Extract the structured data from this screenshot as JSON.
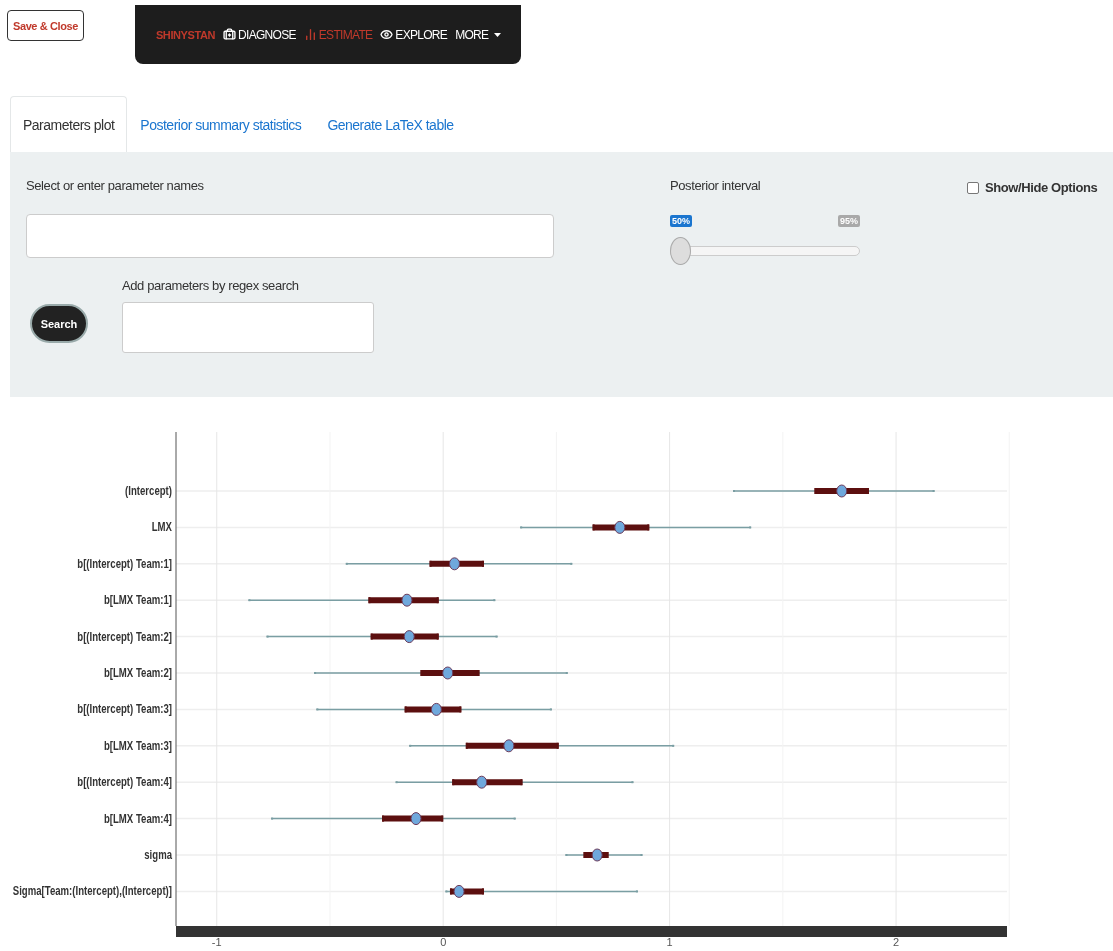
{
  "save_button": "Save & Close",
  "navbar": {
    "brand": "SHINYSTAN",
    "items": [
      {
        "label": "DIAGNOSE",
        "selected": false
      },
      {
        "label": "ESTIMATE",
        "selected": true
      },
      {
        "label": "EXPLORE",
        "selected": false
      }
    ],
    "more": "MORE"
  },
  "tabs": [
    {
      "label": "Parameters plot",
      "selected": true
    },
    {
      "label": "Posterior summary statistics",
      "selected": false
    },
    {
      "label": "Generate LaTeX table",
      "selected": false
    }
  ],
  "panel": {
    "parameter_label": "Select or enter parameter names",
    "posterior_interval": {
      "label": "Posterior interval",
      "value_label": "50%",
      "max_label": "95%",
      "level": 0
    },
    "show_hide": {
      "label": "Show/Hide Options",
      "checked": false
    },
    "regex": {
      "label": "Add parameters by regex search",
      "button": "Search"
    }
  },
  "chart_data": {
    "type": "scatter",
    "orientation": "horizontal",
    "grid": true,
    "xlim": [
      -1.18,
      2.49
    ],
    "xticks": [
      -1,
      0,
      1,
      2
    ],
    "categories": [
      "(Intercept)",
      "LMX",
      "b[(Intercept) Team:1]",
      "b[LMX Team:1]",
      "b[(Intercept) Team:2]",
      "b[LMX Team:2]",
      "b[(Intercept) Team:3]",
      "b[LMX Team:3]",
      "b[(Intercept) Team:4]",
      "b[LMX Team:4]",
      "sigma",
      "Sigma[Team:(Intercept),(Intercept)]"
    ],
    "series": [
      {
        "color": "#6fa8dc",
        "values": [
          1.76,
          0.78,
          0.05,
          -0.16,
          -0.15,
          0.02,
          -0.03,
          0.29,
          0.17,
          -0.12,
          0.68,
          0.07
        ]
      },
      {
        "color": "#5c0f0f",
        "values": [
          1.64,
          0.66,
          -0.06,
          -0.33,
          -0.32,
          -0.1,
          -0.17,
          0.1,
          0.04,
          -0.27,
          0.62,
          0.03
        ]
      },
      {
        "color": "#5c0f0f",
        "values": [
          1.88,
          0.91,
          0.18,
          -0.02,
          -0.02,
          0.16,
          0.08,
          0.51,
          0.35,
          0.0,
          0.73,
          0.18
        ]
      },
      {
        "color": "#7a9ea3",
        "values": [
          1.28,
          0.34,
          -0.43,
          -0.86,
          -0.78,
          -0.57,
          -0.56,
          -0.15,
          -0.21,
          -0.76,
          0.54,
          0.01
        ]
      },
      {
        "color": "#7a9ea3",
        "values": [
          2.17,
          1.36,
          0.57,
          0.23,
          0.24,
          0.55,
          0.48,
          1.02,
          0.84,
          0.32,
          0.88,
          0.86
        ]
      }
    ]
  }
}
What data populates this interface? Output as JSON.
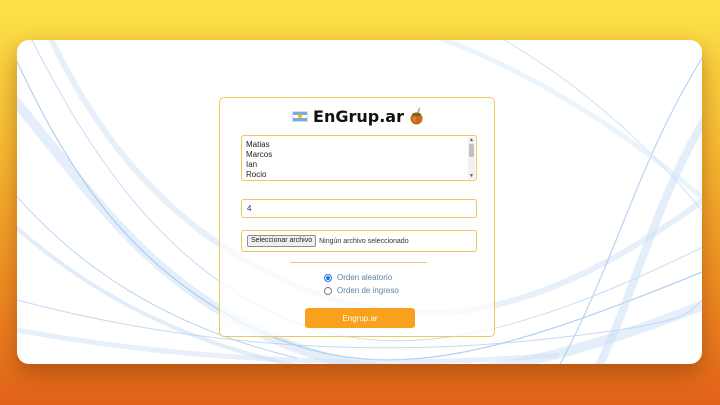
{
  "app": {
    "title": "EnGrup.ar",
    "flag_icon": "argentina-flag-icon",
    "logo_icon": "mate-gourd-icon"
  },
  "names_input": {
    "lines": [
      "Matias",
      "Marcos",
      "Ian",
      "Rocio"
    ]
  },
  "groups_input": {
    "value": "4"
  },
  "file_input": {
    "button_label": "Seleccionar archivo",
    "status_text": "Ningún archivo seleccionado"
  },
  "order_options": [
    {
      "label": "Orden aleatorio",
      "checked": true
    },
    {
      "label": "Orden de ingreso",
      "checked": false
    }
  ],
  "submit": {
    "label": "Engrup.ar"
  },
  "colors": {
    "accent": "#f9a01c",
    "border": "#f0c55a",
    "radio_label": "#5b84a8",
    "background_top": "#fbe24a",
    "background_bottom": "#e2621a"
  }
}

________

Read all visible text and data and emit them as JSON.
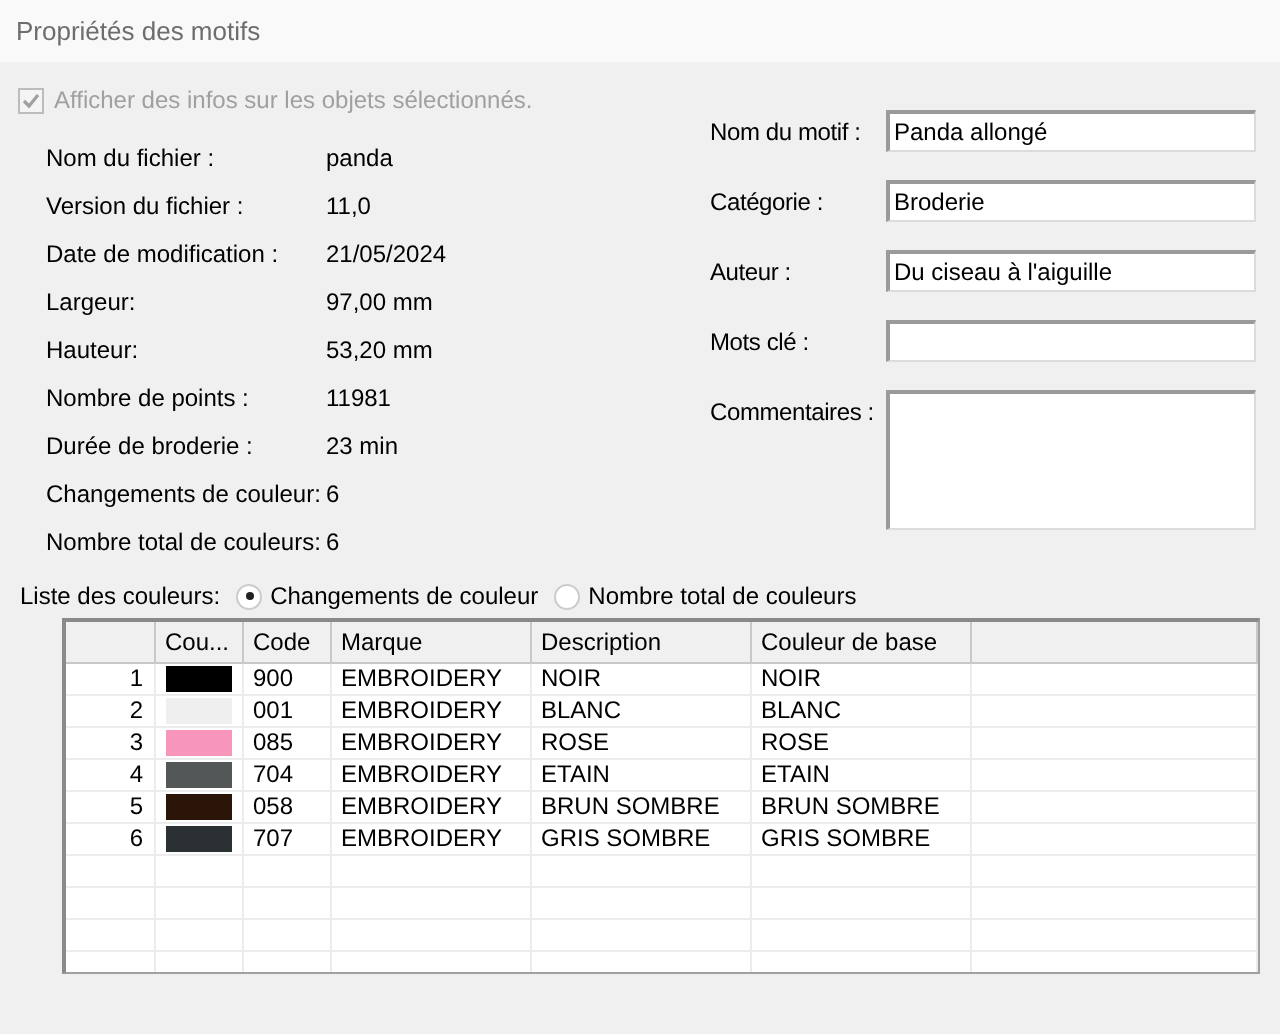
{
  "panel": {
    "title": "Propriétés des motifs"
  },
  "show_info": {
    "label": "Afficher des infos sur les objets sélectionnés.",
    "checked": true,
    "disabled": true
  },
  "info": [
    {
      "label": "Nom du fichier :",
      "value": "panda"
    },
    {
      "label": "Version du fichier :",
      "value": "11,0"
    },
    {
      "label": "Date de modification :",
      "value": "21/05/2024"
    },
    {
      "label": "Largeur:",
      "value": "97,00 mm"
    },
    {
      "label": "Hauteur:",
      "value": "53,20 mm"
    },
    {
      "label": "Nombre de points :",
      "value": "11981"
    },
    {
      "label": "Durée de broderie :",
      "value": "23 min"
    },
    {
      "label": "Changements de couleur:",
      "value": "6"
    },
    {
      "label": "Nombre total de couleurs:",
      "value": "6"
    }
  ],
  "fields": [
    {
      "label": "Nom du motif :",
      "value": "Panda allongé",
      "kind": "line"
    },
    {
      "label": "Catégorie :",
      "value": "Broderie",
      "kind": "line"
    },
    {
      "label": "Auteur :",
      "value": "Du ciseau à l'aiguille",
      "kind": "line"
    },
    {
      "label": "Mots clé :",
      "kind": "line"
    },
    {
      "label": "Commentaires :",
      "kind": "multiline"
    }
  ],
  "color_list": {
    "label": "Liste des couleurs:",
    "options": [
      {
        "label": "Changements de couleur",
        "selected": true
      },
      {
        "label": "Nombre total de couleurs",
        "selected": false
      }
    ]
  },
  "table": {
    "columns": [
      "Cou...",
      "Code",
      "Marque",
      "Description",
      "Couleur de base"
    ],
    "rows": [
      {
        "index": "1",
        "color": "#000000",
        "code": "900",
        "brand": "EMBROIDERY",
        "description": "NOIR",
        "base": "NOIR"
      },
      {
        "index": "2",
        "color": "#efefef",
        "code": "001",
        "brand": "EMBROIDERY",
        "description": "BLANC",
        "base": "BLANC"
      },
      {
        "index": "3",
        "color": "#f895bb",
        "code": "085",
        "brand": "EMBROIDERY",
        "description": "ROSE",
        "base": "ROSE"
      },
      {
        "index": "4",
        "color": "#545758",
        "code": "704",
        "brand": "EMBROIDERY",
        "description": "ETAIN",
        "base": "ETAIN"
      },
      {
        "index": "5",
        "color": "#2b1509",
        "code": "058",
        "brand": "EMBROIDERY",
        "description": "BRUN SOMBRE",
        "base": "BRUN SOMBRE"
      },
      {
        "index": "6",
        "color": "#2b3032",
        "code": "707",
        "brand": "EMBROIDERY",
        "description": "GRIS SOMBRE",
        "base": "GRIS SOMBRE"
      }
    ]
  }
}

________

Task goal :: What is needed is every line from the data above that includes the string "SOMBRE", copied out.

Completed task ::
        "description": "BRUN SOMBRE",
        "base": "BRUN SOMBRE"
        "description": "GRIS SOMBRE",
        "base": "GRIS SOMBRE"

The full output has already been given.